━━━ DATA FOR THE TASK ━━━
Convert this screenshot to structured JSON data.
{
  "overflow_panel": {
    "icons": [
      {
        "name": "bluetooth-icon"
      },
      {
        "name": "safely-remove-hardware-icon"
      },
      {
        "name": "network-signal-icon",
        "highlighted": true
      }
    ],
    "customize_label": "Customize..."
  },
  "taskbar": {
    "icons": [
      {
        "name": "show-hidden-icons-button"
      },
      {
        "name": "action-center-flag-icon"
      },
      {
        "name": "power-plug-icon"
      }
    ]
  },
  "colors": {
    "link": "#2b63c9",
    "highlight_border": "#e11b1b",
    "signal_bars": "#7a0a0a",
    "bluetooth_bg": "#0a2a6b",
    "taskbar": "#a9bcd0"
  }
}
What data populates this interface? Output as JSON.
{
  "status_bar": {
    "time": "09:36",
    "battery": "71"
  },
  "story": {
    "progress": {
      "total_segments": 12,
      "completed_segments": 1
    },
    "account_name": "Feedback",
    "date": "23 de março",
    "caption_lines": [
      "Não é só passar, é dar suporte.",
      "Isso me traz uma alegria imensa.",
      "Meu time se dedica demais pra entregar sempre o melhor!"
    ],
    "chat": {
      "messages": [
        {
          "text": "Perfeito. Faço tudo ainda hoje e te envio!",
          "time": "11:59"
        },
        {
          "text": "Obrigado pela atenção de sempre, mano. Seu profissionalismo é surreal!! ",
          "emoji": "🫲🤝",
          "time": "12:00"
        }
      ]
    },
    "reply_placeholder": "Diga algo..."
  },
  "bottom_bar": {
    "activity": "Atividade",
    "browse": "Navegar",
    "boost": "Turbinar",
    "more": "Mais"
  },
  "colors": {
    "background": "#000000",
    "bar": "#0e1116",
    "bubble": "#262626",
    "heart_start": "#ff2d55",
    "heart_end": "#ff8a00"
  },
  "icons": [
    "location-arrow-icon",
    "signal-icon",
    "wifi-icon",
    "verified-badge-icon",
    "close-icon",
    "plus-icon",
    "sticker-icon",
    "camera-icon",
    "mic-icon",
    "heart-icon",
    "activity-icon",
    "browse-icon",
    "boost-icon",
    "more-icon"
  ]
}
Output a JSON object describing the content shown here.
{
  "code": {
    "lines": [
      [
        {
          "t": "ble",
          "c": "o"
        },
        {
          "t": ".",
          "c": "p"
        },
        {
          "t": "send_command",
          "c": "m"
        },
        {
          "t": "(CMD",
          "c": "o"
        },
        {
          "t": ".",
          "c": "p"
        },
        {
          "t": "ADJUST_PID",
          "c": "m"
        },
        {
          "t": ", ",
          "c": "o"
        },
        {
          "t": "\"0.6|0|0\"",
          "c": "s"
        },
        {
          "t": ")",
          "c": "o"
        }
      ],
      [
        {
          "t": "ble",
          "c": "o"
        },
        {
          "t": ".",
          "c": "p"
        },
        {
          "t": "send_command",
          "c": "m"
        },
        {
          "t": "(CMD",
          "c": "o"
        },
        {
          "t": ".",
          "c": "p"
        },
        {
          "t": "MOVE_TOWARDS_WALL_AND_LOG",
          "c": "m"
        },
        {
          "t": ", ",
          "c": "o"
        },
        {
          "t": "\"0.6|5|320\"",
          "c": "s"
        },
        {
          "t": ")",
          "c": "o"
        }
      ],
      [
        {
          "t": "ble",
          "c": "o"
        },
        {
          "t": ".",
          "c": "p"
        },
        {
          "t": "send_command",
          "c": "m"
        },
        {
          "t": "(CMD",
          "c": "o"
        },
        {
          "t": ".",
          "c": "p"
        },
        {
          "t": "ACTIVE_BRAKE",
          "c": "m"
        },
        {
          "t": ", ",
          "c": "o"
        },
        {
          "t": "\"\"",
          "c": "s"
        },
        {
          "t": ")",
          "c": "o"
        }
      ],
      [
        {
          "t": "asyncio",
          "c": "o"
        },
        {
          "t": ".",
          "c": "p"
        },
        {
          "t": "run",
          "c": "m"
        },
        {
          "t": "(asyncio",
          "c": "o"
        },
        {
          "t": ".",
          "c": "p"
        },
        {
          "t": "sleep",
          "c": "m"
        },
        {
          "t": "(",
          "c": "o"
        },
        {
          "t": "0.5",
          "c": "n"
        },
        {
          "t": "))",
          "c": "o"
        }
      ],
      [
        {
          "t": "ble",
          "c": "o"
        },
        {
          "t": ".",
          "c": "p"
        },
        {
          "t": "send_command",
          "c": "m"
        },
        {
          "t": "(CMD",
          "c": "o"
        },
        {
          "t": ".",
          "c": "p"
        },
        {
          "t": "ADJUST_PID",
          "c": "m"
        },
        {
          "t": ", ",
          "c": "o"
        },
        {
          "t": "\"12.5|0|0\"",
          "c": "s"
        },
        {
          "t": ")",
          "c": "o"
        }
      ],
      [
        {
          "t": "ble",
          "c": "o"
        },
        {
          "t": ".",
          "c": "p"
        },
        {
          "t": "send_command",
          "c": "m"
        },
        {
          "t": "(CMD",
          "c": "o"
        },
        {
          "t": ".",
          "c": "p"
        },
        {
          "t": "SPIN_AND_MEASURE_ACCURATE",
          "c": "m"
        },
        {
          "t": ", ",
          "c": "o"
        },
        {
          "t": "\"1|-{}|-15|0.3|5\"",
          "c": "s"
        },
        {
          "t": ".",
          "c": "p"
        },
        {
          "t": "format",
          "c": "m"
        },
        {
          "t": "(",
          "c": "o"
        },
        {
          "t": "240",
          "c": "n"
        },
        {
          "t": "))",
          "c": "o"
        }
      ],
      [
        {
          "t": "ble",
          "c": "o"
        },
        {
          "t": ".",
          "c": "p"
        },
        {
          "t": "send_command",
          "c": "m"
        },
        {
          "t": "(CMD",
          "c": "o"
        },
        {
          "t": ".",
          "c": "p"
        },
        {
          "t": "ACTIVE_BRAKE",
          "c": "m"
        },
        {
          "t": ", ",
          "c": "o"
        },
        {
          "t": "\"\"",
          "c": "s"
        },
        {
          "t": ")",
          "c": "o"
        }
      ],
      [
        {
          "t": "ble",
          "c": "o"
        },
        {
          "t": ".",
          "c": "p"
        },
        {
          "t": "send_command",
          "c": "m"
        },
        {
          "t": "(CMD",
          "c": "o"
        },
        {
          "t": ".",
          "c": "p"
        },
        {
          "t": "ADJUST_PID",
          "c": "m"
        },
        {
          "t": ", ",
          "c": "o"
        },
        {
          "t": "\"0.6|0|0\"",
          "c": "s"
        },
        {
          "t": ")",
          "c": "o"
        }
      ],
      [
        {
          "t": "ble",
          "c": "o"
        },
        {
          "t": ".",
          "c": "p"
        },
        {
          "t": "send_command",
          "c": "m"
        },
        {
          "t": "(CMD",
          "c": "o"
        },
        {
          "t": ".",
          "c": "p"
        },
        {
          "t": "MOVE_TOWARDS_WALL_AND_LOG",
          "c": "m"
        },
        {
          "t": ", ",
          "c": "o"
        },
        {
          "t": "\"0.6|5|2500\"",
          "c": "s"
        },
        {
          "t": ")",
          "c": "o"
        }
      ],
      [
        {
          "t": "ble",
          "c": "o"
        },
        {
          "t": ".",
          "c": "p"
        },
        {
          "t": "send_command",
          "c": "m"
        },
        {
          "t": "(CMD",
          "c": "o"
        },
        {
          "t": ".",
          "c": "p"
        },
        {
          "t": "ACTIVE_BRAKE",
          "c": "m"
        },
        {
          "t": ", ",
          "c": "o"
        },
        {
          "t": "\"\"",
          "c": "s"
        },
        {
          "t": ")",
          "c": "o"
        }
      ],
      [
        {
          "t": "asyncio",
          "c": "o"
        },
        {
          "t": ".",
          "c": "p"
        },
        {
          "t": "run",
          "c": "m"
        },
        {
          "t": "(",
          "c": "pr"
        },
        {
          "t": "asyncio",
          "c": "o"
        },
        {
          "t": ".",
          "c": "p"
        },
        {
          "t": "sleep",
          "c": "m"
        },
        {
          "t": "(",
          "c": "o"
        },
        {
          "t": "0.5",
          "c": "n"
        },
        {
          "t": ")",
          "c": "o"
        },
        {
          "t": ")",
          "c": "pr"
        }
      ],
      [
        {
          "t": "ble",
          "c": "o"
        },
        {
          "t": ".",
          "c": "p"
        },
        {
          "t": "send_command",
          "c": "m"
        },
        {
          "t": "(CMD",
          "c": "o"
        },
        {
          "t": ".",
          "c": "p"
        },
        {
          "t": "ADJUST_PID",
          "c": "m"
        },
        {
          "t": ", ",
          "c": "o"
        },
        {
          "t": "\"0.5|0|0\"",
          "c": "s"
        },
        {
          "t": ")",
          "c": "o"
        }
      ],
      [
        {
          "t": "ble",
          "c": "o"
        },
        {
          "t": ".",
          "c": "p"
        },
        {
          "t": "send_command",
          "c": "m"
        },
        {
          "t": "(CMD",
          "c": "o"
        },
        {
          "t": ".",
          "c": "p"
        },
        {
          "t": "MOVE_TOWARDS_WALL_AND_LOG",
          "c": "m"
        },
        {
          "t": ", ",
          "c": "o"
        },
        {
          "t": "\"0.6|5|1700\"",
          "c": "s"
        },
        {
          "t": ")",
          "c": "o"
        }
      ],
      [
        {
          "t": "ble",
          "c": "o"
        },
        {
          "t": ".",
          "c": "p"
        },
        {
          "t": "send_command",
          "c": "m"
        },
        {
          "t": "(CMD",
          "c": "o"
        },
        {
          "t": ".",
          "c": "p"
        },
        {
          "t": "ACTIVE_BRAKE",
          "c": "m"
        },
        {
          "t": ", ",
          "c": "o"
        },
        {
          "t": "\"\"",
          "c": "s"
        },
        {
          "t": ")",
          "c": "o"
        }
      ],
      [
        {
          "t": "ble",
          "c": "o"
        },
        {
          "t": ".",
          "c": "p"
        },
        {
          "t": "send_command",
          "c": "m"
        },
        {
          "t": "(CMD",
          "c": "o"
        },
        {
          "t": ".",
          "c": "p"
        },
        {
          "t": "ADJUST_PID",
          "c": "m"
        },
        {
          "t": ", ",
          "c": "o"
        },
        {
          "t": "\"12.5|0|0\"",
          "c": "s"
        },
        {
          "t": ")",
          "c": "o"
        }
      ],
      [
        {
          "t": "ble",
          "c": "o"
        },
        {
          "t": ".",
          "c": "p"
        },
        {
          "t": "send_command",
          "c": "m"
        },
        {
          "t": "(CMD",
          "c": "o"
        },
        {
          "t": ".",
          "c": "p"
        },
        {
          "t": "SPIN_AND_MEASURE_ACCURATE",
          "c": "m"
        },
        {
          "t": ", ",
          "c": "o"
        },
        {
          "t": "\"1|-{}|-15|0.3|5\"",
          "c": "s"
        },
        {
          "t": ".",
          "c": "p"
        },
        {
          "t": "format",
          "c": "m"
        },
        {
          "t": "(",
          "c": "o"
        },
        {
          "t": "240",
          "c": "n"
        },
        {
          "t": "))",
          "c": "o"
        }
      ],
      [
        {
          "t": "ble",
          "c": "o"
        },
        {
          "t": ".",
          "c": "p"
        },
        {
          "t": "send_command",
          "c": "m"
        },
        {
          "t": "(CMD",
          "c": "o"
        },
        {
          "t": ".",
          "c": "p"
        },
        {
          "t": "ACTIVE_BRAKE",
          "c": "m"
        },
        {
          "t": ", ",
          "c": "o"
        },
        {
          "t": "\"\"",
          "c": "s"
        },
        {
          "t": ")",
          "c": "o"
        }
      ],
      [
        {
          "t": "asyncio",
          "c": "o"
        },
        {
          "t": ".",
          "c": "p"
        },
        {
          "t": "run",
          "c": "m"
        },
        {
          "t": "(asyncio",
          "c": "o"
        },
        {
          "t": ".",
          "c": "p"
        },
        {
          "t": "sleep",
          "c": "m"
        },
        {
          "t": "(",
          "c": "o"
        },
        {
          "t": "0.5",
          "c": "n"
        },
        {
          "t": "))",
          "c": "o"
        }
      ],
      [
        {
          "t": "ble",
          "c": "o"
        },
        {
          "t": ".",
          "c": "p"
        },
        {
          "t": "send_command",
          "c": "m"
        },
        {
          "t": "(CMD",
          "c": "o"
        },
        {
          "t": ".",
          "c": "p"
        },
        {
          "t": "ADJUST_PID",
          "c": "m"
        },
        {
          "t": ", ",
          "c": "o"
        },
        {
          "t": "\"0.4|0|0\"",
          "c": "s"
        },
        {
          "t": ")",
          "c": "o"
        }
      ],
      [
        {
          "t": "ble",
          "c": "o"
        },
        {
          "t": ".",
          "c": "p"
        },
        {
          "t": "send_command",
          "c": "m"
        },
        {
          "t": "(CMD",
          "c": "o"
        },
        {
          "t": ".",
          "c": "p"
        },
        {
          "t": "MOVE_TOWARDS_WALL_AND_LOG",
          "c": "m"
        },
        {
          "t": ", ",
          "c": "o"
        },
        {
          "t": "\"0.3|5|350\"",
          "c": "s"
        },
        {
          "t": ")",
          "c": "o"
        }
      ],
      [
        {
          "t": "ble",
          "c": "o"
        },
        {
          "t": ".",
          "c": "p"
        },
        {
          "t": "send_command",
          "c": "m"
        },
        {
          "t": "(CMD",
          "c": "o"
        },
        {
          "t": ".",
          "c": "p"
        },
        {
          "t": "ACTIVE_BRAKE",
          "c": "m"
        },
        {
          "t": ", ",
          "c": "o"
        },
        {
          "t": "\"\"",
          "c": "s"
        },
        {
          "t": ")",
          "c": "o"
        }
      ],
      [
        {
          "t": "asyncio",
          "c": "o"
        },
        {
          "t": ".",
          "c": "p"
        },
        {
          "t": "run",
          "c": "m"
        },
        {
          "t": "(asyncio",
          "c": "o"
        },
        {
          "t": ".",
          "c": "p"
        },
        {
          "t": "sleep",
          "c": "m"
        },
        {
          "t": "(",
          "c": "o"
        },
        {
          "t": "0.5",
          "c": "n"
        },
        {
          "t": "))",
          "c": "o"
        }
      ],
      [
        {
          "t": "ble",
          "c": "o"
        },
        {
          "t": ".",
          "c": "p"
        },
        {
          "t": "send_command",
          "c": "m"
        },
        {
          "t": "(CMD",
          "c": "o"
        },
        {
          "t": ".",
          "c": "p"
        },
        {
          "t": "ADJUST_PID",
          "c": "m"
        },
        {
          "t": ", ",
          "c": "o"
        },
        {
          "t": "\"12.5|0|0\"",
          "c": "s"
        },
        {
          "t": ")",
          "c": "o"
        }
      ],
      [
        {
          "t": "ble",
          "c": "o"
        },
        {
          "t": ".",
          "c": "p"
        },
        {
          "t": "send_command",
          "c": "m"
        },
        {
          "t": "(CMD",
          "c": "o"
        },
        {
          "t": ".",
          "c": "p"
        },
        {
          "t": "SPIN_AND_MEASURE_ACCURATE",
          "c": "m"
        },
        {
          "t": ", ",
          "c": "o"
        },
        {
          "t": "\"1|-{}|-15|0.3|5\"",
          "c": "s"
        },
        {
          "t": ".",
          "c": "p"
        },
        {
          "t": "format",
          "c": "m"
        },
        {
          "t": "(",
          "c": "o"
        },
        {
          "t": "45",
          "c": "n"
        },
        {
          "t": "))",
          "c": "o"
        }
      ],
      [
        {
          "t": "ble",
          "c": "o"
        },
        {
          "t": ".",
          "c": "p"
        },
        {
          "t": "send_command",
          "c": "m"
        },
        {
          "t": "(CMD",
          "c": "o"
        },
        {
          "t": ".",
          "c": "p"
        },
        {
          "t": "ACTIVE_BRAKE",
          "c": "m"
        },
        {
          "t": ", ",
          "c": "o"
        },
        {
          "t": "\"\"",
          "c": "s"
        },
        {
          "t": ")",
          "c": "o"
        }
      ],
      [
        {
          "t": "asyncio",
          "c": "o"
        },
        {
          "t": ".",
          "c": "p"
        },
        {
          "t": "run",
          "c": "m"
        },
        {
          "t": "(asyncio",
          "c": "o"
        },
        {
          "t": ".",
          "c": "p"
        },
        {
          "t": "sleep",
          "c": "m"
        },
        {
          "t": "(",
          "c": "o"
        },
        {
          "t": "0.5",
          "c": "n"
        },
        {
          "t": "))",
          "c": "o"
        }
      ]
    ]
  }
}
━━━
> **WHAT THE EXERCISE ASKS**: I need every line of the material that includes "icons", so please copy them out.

> **ANSWER FOR THE TASK**:
    "icons": [
    "icons": [
        "name": "show-hidden-icons-button"
  "icons": [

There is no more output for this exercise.